The government has announced that it will delay the publication of its childhood obesity strategy, effectively postponing a decision about a potential sugar tax.
Sources close to the Conservative party have indicated that it is now likely to be published in the summer, and that the concept of sugar tax is certainly not off the table.
There has been a large degree of speculation about the reasons behind the postponement of this critical document, but the Department of Health has already responded on the matter.
A statement from the department indicated that there is simply more work to do on finalising the final recommendations of the document, despite suggestions David Cameron may have delayed publication because he is concerned with the EU referendum at present.

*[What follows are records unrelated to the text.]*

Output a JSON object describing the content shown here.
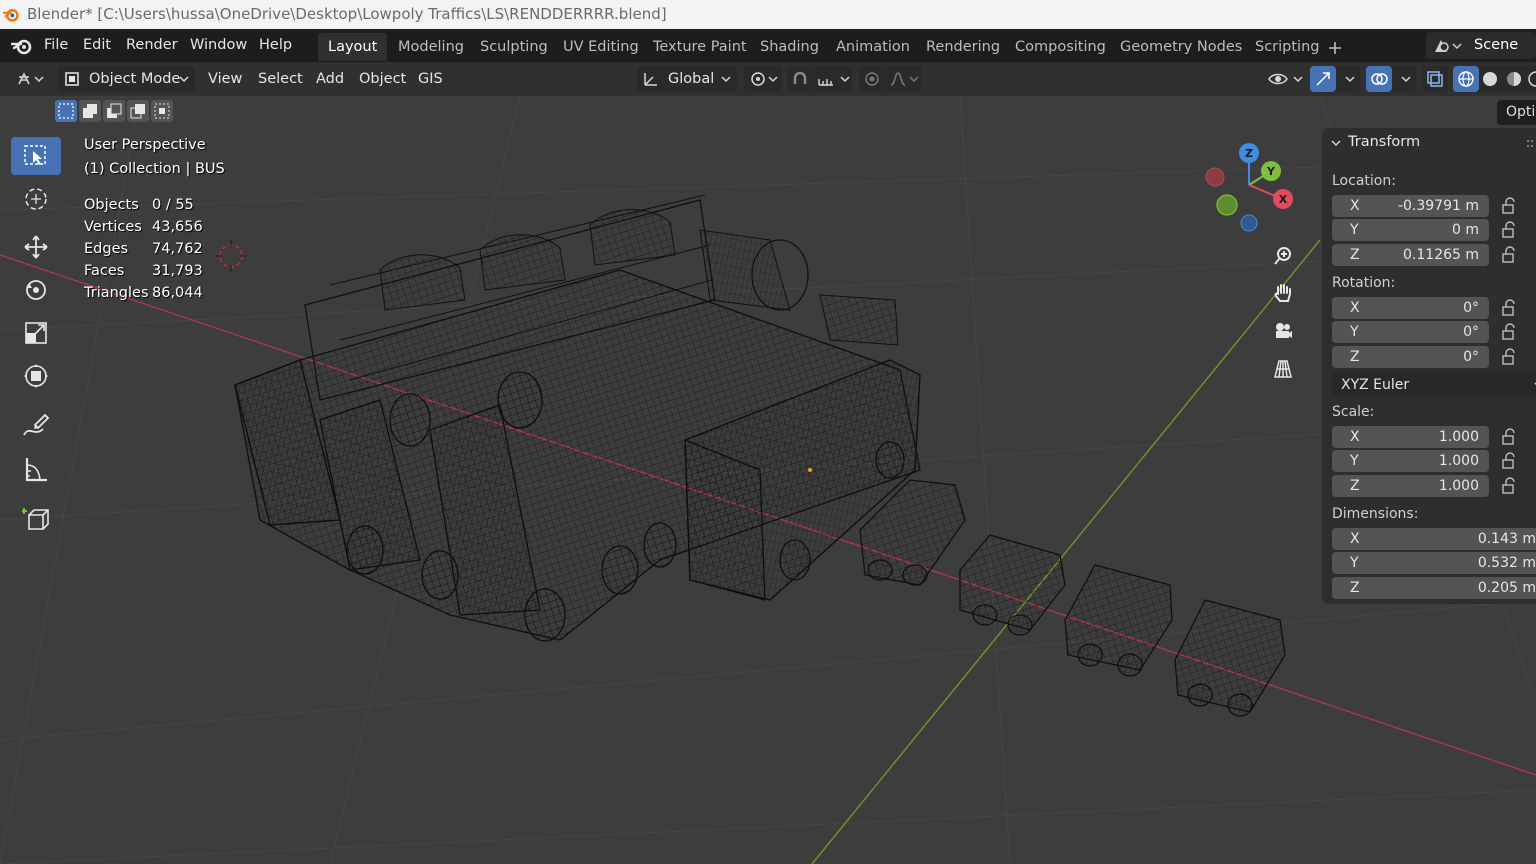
{
  "window": {
    "title": "Blender* [C:\\Users\\hussa\\OneDrive\\Desktop\\Lowpoly Traffics\\LS\\RENDDERRRR.blend]"
  },
  "menu": [
    "File",
    "Edit",
    "Render",
    "Window",
    "Help"
  ],
  "workspaces": [
    "Layout",
    "Modeling",
    "Sculpting",
    "UV Editing",
    "Texture Paint",
    "Shading",
    "Animation",
    "Rendering",
    "Compositing",
    "Geometry Nodes",
    "Scripting"
  ],
  "active_workspace": "Layout",
  "scene": {
    "label": "Scene"
  },
  "header": {
    "mode": "Object Mode",
    "menus": [
      "View",
      "Select",
      "Add",
      "Object",
      "GIS"
    ],
    "orientation": "Global"
  },
  "viewport": {
    "view_name": "User Perspective",
    "collection": "(1) Collection | BUS",
    "stats": [
      {
        "label": "Objects",
        "value": "0 / 55"
      },
      {
        "label": "Vertices",
        "value": "43,656"
      },
      {
        "label": "Edges",
        "value": "74,762"
      },
      {
        "label": "Faces",
        "value": "31,793"
      },
      {
        "label": "Triangles",
        "value": "86,044"
      }
    ],
    "gizmo": {
      "x": "X",
      "y": "Y",
      "z": "Z"
    }
  },
  "options_tab": "Optio",
  "transform_panel": {
    "title": "Transform",
    "location_label": "Location:",
    "location": [
      {
        "axis": "X",
        "value": "-0.39791 m"
      },
      {
        "axis": "Y",
        "value": "0 m"
      },
      {
        "axis": "Z",
        "value": "0.11265 m"
      }
    ],
    "rotation_label": "Rotation:",
    "rotation": [
      {
        "axis": "X",
        "value": "0°"
      },
      {
        "axis": "Y",
        "value": "0°"
      },
      {
        "axis": "Z",
        "value": "0°"
      }
    ],
    "rotation_mode": "XYZ Euler",
    "scale_label": "Scale:",
    "scale": [
      {
        "axis": "X",
        "value": "1.000"
      },
      {
        "axis": "Y",
        "value": "1.000"
      },
      {
        "axis": "Z",
        "value": "1.000"
      }
    ],
    "dimensions_label": "Dimensions:",
    "dimensions": [
      {
        "axis": "X",
        "value": "0.143 m"
      },
      {
        "axis": "Y",
        "value": "0.532 m"
      },
      {
        "axis": "Z",
        "value": "0.205 m"
      }
    ]
  },
  "colors": {
    "accent": "#4772b3",
    "x_axis": "#e24a60",
    "y_axis": "#7ec03a",
    "z_axis": "#3f8ce0"
  }
}
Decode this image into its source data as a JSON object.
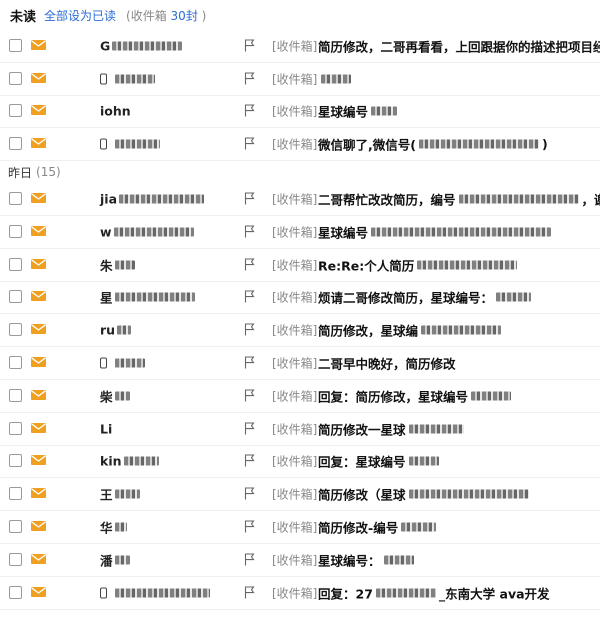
{
  "header": {
    "title": "未读",
    "mark_all_read": "全部设为已读",
    "inbox_label": "(收件箱",
    "inbox_count": "30封",
    "inbox_close": ")"
  },
  "group_yesterday": {
    "label": "昨日",
    "count": "(15)"
  },
  "mail_tag": "[收件箱]",
  "unread_rows": [
    {
      "sender": "G",
      "subject": "简历修改，二哥再看看，上回跟据你的描述把项目经",
      "subject_tail": ""
    },
    {
      "sender": "",
      "subject": "",
      "subject_tail": ""
    },
    {
      "sender": "iohn",
      "subject": "星球编号",
      "subject_tail": ""
    },
    {
      "sender": "",
      "subject": "微信聊了,微信号(",
      "subject_tail": ")"
    }
  ],
  "yesterday_rows": [
    {
      "sender": "jia",
      "subject": "二哥帮忙改改简历，编号",
      "subject_tail": "，谢谢了"
    },
    {
      "sender": "w",
      "subject": "星球编号",
      "subject_tail": ""
    },
    {
      "sender": "朱",
      "subject": "Re:Re:个人简历",
      "subject_tail": ""
    },
    {
      "sender": "星",
      "subject": "烦请二哥修改简历，星球编号：",
      "subject_tail": ""
    },
    {
      "sender": "ru",
      "subject": "简历修改，星球编",
      "subject_tail": ""
    },
    {
      "sender": "",
      "subject": "二哥早中晚好，简历修改",
      "subject_tail": ""
    },
    {
      "sender": "柴",
      "subject": "回复：简历修改，星球编号",
      "subject_tail": ""
    },
    {
      "sender": "Li",
      "subject": "简历修改一星球",
      "subject_tail": ""
    },
    {
      "sender": "kin",
      "subject": "回复：星球编号",
      "subject_tail": ""
    },
    {
      "sender": "王",
      "subject": "简历修改（星球",
      "subject_tail": ""
    },
    {
      "sender": "华",
      "subject": "简历修改-编号",
      "subject_tail": ""
    },
    {
      "sender": "潘",
      "subject": "星球编号：",
      "subject_tail": ""
    },
    {
      "sender": "",
      "subject": "回复：27",
      "subject_tail": "_东南大学 ava开发"
    }
  ],
  "colors": {
    "accent_blue": "#2a6cd6",
    "envelope": "#f0a020",
    "muted": "#888888"
  },
  "icons": {
    "checkbox": "checkbox-icon",
    "envelope": "envelope-icon",
    "flag": "flag-icon",
    "phone": "phone-icon"
  }
}
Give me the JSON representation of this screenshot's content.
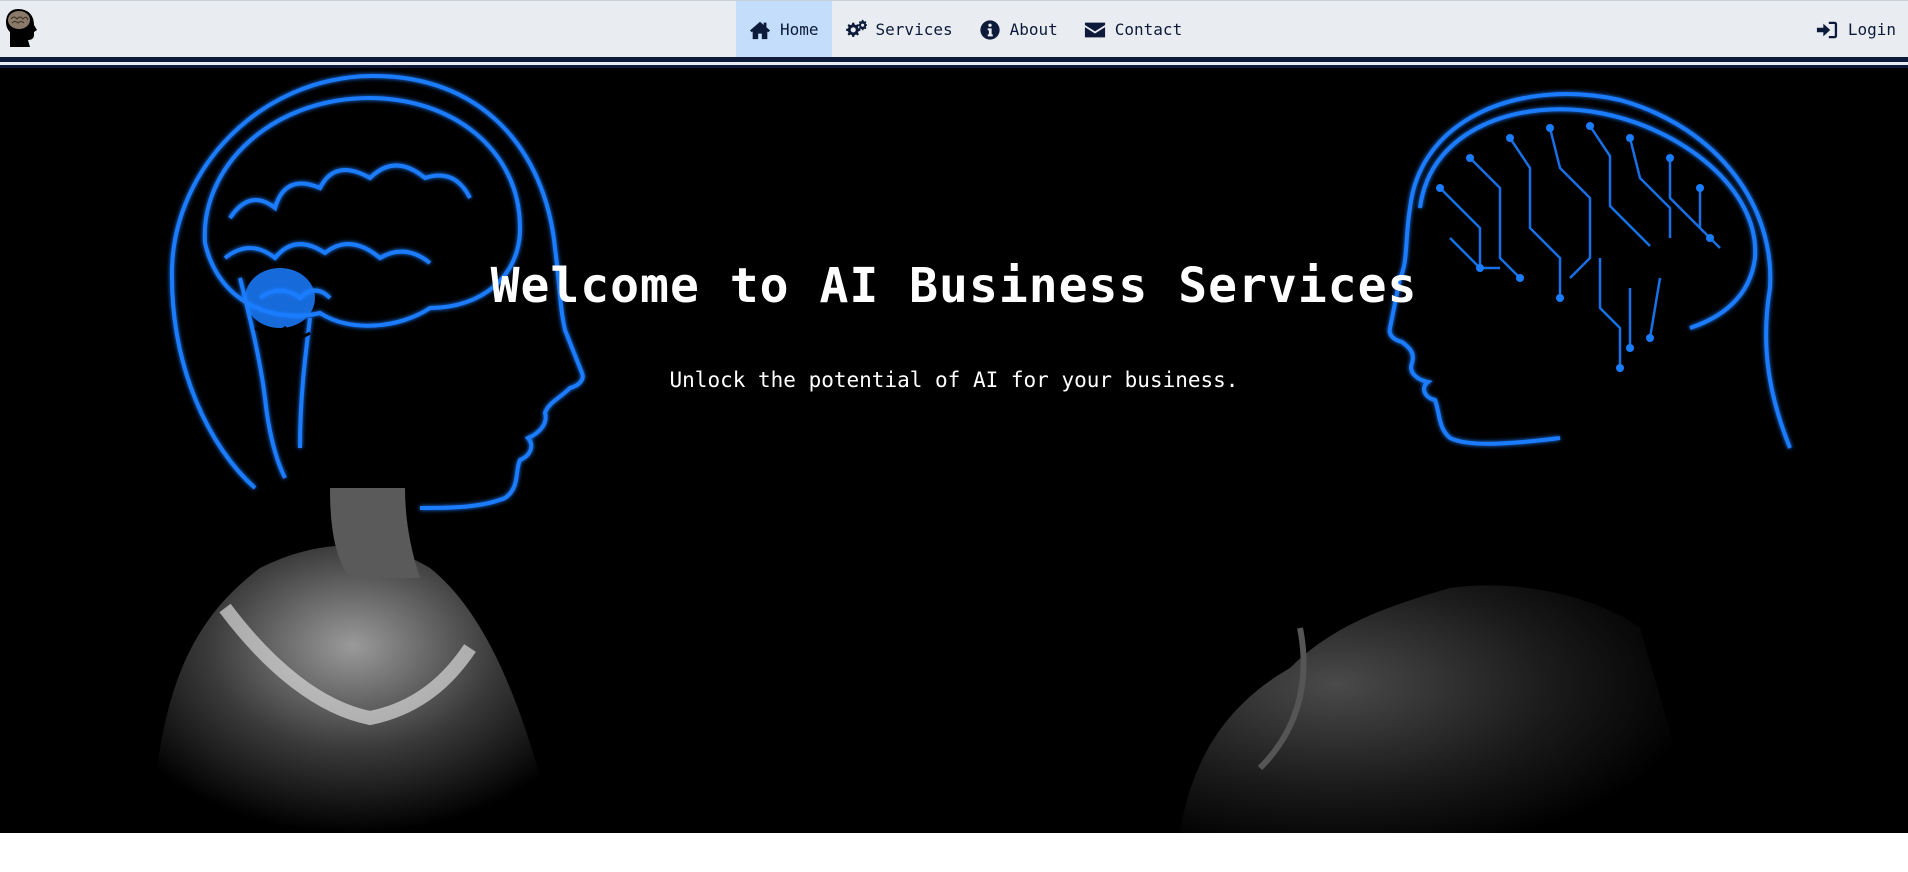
{
  "nav": {
    "logo_icon": "brain-head-icon",
    "items": [
      {
        "label": "Home",
        "icon": "home-icon",
        "active": true
      },
      {
        "label": "Services",
        "icon": "gears-icon",
        "active": false
      },
      {
        "label": "About",
        "icon": "info-circle-icon",
        "active": false
      },
      {
        "label": "Contact",
        "icon": "envelope-icon",
        "active": false
      }
    ],
    "login": {
      "label": "Login",
      "icon": "sign-in-icon"
    }
  },
  "hero": {
    "title": "Welcome to AI Business Services",
    "subtitle": "Unlock the potential of AI for your business."
  },
  "colors": {
    "nav_background": "#e9edf1",
    "nav_text": "#0d1a3a",
    "active_item": "#c3ddfb",
    "hero_background": "#000000",
    "brain_glow": "#1a7cff"
  }
}
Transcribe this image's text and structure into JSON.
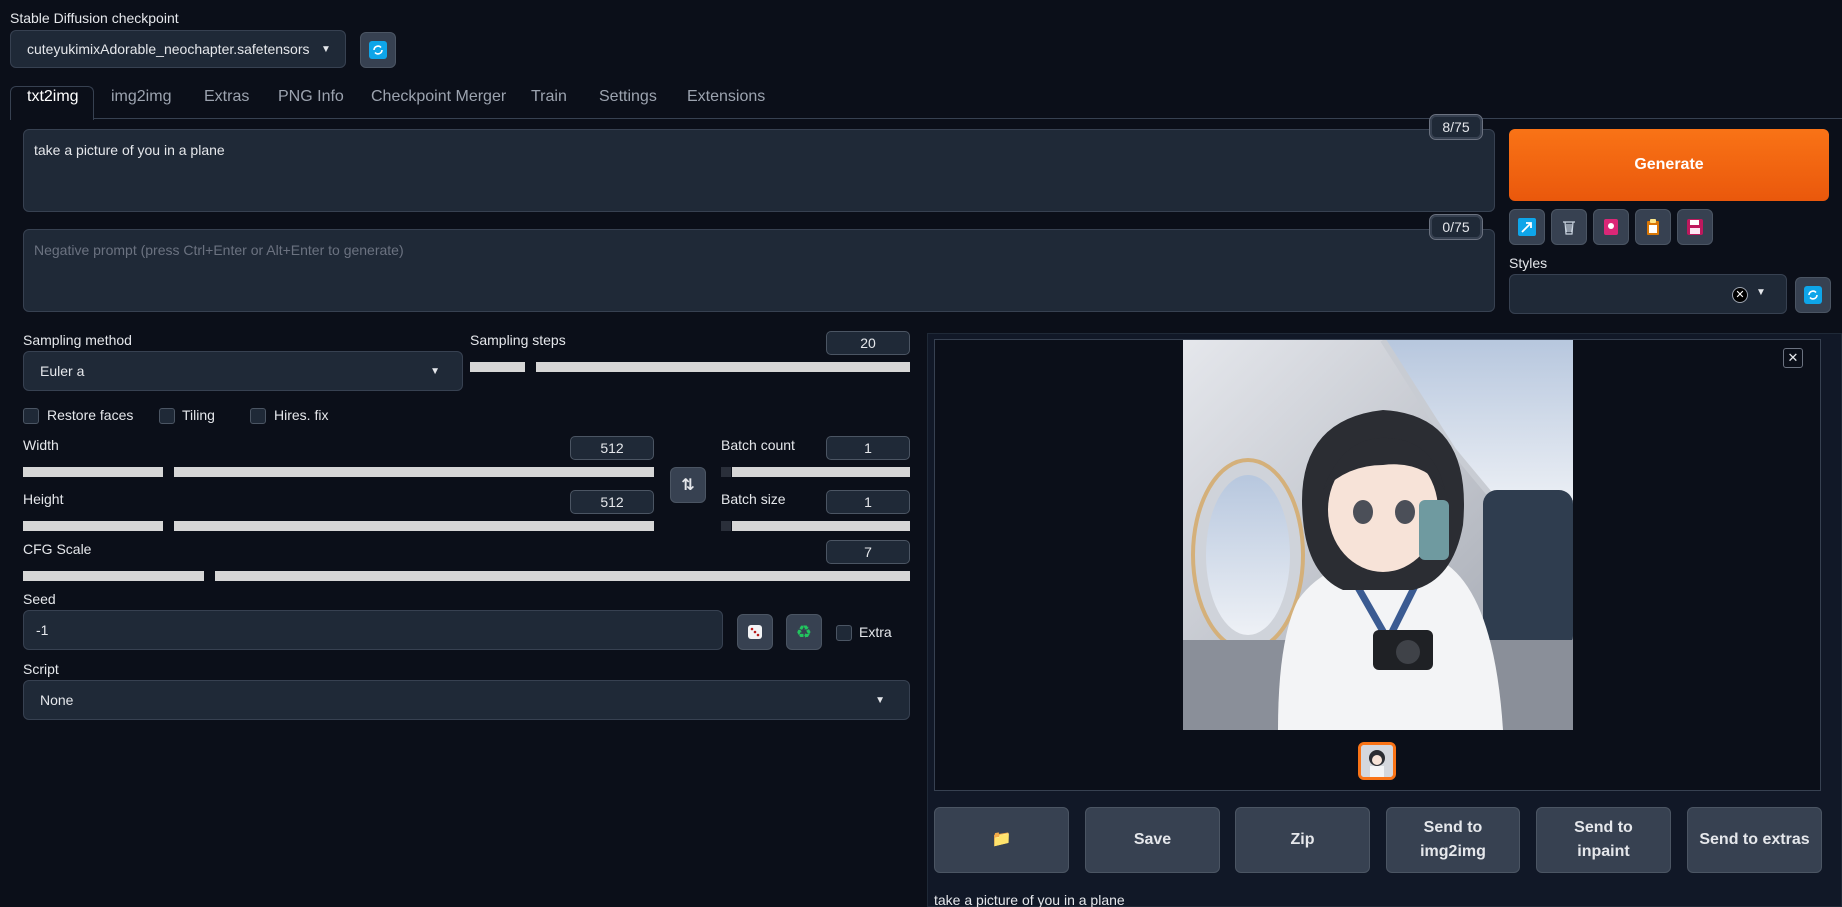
{
  "checkpoint": {
    "label": "Stable Diffusion checkpoint",
    "value": "cuteyukimixAdorable_neochapter.safetensors [c"
  },
  "tabs": [
    "txt2img",
    "img2img",
    "Extras",
    "PNG Info",
    "Checkpoint Merger",
    "Train",
    "Settings",
    "Extensions"
  ],
  "prompt": {
    "text": "take a picture of you in a plane",
    "counter": "8/75"
  },
  "negative_prompt": {
    "placeholder": "Negative prompt (press Ctrl+Enter or Alt+Enter to generate)",
    "counter": "0/75"
  },
  "generate_label": "Generate",
  "styles_label": "Styles",
  "sampling": {
    "method_label": "Sampling method",
    "method_value": "Euler a",
    "steps_label": "Sampling steps",
    "steps_value": "20"
  },
  "checkboxes": {
    "restore_faces": "Restore faces",
    "tiling": "Tiling",
    "hires_fix": "Hires. fix",
    "extra": "Extra"
  },
  "width": {
    "label": "Width",
    "value": "512"
  },
  "height": {
    "label": "Height",
    "value": "512"
  },
  "batch_count": {
    "label": "Batch count",
    "value": "1"
  },
  "batch_size": {
    "label": "Batch size",
    "value": "1"
  },
  "cfg": {
    "label": "CFG Scale",
    "value": "7"
  },
  "seed": {
    "label": "Seed",
    "value": "-1"
  },
  "script": {
    "label": "Script",
    "value": "None"
  },
  "output_buttons": {
    "save": "Save",
    "zip": "Zip",
    "send_img2img": "Send to img2img",
    "send_inpaint": "Send to inpaint",
    "send_extras": "Send to extras"
  },
  "output_caption": "take a picture of you in a plane",
  "colors": {
    "background": "#0b0f19",
    "panel": "#1f2937",
    "generate": "#f97316",
    "accent_blue": "#0ea5e9"
  }
}
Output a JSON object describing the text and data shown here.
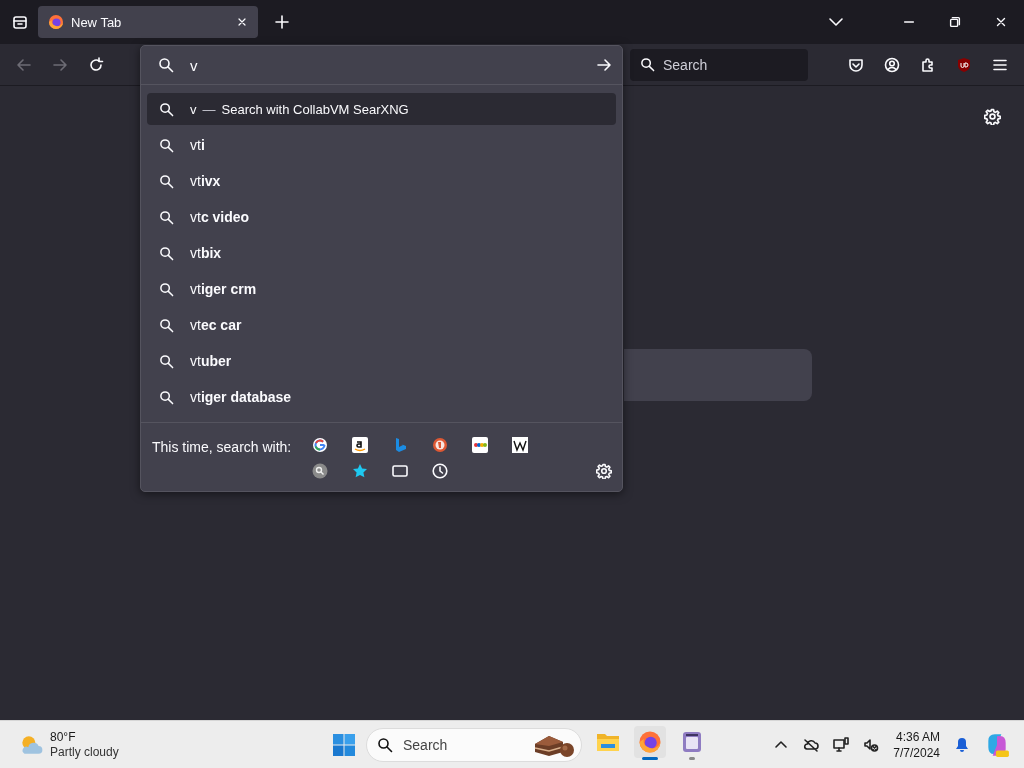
{
  "tabs": [
    {
      "title": "New Tab",
      "selected": true
    }
  ],
  "toolbar": {
    "search_placeholder": "Search"
  },
  "urlbar": {
    "value": "v"
  },
  "suggestions": [
    {
      "kind": "engine",
      "text": "v",
      "separator": "—",
      "action": "Search with CollabVM SearXNG",
      "selected": true
    },
    {
      "kind": "query",
      "text": "vt**i**",
      "selected": false
    },
    {
      "kind": "query",
      "text": "vt**ivx**",
      "selected": false
    },
    {
      "kind": "query",
      "text": "vt**c video**",
      "selected": false
    },
    {
      "kind": "query",
      "text": "vt**bix**",
      "selected": false
    },
    {
      "kind": "query",
      "text": "vt**iger crm**",
      "selected": false
    },
    {
      "kind": "query",
      "text": "vt**ec car**",
      "selected": false
    },
    {
      "kind": "query",
      "text": "vt**uber**",
      "selected": false
    },
    {
      "kind": "query",
      "text": "vt**iger database**",
      "selected": false
    }
  ],
  "search_with": {
    "label": "This time, search with:"
  },
  "taskbar": {
    "weather": {
      "temperature": "80°F",
      "condition": "Partly cloudy"
    },
    "search_placeholder": "Search",
    "apps": [
      {
        "selected": false,
        "running": false
      },
      {
        "selected": true,
        "running": true
      },
      {
        "selected": false,
        "running": true
      }
    ],
    "time": "4:36 AM",
    "date": "7/7/2024"
  }
}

Cameron had previously indicated that he was somewhat hostile to the concept of a sugar tax, but comments last month seem to indicate that he had softened somewhat on the subject.
In a U-turn prompted by new medical evidence, the PM commented that obesity was leading to diabetes, heart disease and potentially cancer, and that a sugar tax could be a viable solution that needed to be investigated.
The concept of a sugar tax remains controversial, with some critics suggesting that it goes against the principle of freedom of choice, and others pointing to a similar policy’s failure in Denmark.
Commenting on the issue, Cameron stated the following.
“Of course it would be far better if we could make progress on all these issues without having to resort to taxes. That would be my intention. But what matters is that we do make progress. We need to look at this in the same way in the past we have looked at the dangers of smoking to health and other health-related issues.”
While numerous high profile individuals have backed the idea of the sugar tax, the position of Simon Stevens, the head of NHS England, is thought to have had a significant influence over Cameron.
Stevens suggested that a sugar tax between 10% and 20% could work effectively.
There are now four million diabetics living in Britain, and treating the condition costs the health service almost £10bn annually.
Alison Cox, Cancer Research UK’s director of prevention, was critical of the decision to delay this report.
“David Cameron has called children’s obesity a crisis and yet the Government has failed the next generation by stalling on one of its own health priorities. While the Government delays, more children will become obese. Our survey shows people want the Government to act to fight children’s obesity – eight out of 10 think it’s a problem.”
Tam Fry, from the National Obesity Forum, similarly believed that the strategy needs to be published as soon as possible.
“This constant delay in publishing the childhood obesity strategy is unforgivable and the Department of Health’s statement that they ‘want to get it right’ is the most ridiculous and lame excuse.”